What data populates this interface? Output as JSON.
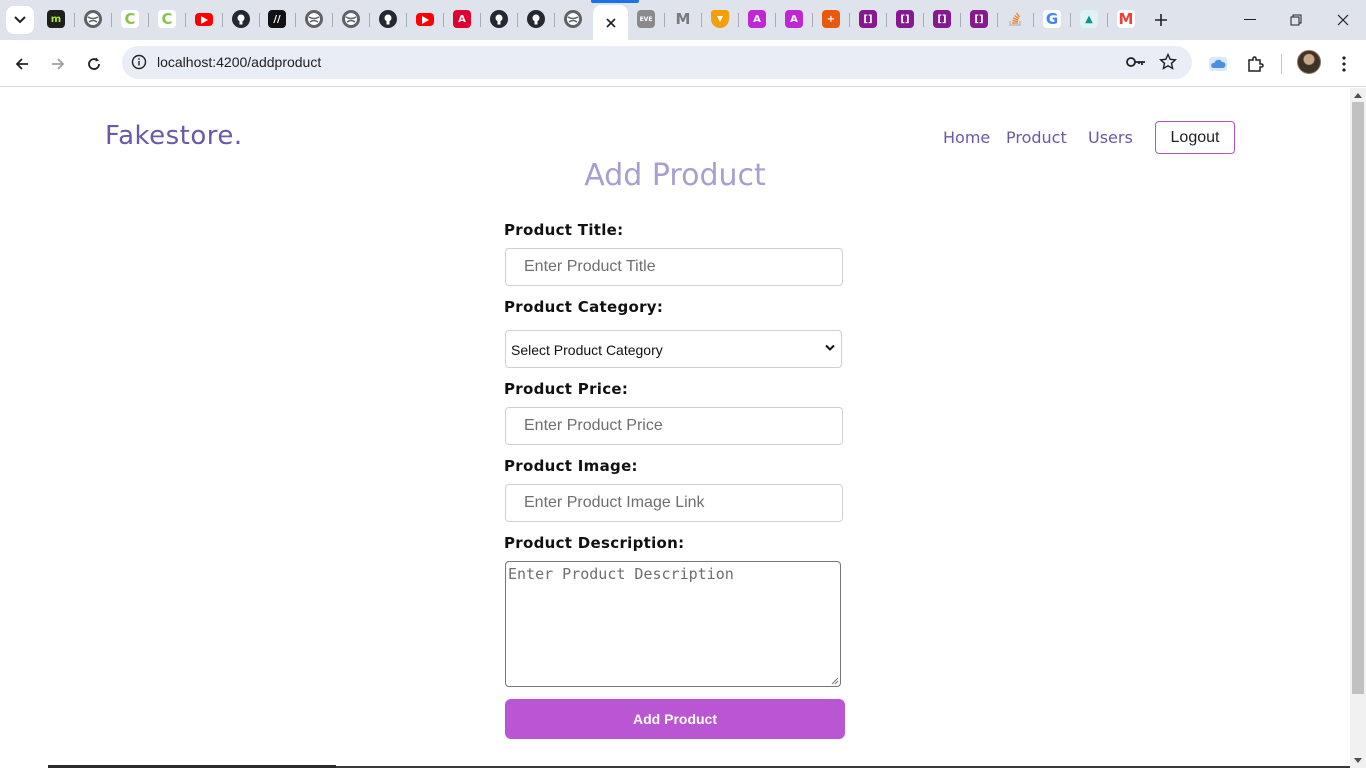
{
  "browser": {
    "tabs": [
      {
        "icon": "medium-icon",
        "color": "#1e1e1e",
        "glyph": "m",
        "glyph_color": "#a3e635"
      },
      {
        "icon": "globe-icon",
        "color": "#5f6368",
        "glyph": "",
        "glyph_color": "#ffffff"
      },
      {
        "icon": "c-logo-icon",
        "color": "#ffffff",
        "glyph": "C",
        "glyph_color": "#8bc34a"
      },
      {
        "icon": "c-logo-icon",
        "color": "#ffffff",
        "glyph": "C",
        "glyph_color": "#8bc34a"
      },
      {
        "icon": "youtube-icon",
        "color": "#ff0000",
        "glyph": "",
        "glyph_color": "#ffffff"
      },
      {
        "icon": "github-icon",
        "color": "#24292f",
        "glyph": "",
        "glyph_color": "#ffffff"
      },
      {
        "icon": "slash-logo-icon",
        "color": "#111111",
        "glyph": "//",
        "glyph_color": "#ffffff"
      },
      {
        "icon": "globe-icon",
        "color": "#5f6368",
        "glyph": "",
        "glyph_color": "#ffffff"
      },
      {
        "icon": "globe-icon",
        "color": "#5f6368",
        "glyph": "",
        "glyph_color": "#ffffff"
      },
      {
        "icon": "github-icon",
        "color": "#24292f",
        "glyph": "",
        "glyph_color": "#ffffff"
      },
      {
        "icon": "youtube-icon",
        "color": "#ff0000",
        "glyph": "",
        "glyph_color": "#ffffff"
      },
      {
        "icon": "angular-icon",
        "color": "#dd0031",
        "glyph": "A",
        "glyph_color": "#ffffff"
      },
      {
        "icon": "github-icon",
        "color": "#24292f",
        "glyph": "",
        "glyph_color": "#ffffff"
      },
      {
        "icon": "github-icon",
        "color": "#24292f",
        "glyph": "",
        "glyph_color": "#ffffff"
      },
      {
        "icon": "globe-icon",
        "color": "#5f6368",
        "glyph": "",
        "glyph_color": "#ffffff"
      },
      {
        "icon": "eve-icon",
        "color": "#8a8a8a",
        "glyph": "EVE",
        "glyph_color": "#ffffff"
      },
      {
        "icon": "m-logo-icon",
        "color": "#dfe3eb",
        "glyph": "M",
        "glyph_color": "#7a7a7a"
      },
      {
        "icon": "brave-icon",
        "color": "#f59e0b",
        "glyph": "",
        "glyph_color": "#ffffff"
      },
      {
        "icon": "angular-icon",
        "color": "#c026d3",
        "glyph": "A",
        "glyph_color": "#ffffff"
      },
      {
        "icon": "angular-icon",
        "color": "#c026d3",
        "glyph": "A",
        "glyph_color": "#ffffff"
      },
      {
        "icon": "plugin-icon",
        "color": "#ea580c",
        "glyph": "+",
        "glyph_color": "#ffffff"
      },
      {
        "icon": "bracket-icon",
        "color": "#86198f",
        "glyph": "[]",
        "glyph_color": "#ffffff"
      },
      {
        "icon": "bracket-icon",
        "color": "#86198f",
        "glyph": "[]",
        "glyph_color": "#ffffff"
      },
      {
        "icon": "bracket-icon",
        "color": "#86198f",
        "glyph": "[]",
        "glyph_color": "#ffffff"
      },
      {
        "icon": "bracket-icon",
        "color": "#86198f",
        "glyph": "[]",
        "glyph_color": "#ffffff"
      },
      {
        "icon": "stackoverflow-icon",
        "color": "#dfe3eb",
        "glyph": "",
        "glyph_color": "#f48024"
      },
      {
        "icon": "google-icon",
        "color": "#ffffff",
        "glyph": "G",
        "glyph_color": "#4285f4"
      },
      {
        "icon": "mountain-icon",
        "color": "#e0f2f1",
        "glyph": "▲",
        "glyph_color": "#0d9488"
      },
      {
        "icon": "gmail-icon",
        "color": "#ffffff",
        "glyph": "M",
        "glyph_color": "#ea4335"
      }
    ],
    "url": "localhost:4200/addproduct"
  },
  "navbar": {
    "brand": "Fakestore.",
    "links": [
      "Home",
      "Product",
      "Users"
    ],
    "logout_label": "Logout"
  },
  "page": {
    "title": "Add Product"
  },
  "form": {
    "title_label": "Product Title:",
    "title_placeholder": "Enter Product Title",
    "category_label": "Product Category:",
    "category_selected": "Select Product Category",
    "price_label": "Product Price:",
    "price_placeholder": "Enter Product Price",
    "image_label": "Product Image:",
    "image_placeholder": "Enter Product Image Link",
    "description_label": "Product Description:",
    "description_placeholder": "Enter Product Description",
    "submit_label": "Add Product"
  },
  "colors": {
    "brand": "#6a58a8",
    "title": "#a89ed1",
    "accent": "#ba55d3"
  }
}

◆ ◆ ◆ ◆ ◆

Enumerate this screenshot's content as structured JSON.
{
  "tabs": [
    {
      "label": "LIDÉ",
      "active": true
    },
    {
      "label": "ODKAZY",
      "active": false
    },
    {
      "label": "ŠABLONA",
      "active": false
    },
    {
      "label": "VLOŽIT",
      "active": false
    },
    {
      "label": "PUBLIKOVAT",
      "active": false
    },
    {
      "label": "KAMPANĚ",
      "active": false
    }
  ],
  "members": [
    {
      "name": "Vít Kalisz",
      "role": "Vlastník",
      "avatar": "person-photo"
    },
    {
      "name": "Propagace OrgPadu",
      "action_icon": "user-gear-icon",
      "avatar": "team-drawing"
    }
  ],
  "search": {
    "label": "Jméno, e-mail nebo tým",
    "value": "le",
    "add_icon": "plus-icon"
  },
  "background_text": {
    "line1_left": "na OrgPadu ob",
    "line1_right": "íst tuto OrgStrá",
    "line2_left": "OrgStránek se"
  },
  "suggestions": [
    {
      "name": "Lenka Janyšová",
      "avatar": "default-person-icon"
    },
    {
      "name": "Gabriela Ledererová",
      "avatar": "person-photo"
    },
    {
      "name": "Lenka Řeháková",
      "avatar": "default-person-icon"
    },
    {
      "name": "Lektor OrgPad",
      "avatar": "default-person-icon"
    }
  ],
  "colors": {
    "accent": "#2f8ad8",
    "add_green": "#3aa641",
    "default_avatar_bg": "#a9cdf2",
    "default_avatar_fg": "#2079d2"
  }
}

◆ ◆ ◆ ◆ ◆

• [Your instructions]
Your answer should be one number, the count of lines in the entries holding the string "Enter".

• [Exercise solution]
4